The high-profile national security trial of 16 democracy activists in Hong Kong has entered its final phase, with a verdict expected in early 2024. The trial, which has spanned over 100 days since its initiation on February 6, is concluding with 10 days designated for closing submissions. The proceedings commenced following police operations against prominent democrats in early 2021, under a controversial national security law imposed by China that has drawn international censure.
The High-Stakes Trial
Among the defendants are some of Hong Kong's most eminent pro-democracy figures, awaiting their fate in what is the city's largest national security case to date. The activists and politicians stand accused of conspiracy to commit subversion for their roles in conducting an unofficial primary election in 2020 to determine candidates for city lawmaker elections. The prosecution posits that it was a broad and well-orchestrated plan to undermine the Hong Kong government. If found guilty, the defendants could face the maximum punishment of life imprisonment.
Closing Submissions and Anticipated Verdict
On the first day of closing submissions, one of the national security judges, Andrew Chan, indicated that a verdict would 'tentatively' be delivered in three to four months. This trial, the most significant prosecution under the national security law, is drawing to a close with an allocated 10-day period for final arguments.
International Scrutiny and Controversy
The national security law, a tool wielded by China's ruling Communist Party, has been the subject of severe international criticism, particularly from Western governments like the United States, for its oppressive nature. The law has been at the heart of global debate, with allegations that it is being deployed to suppress dissent in the region.
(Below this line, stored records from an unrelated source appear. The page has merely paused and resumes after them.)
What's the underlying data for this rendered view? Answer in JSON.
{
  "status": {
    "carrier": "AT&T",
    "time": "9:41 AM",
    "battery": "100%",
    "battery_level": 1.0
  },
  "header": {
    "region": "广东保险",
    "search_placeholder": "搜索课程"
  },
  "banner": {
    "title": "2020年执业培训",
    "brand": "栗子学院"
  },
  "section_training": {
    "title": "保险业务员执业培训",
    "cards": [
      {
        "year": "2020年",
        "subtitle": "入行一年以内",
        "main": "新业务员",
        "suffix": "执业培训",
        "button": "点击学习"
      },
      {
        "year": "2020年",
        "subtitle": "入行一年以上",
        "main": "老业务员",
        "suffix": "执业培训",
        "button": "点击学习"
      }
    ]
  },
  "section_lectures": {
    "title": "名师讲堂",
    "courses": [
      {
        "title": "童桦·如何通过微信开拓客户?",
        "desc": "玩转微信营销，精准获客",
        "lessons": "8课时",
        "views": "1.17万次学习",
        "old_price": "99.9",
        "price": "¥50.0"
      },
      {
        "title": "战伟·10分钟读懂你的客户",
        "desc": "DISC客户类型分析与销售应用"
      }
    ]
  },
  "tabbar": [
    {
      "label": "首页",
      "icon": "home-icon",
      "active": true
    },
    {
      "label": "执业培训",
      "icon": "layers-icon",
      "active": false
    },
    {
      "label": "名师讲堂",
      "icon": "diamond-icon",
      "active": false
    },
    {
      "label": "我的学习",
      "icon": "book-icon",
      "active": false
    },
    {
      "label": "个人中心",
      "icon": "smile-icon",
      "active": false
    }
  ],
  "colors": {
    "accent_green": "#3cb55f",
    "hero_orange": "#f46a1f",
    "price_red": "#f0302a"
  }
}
As such, the verdict of this trial will not only affect the defendants, but may also further intensify international scrutiny of Hong Kong's legal and political landscape.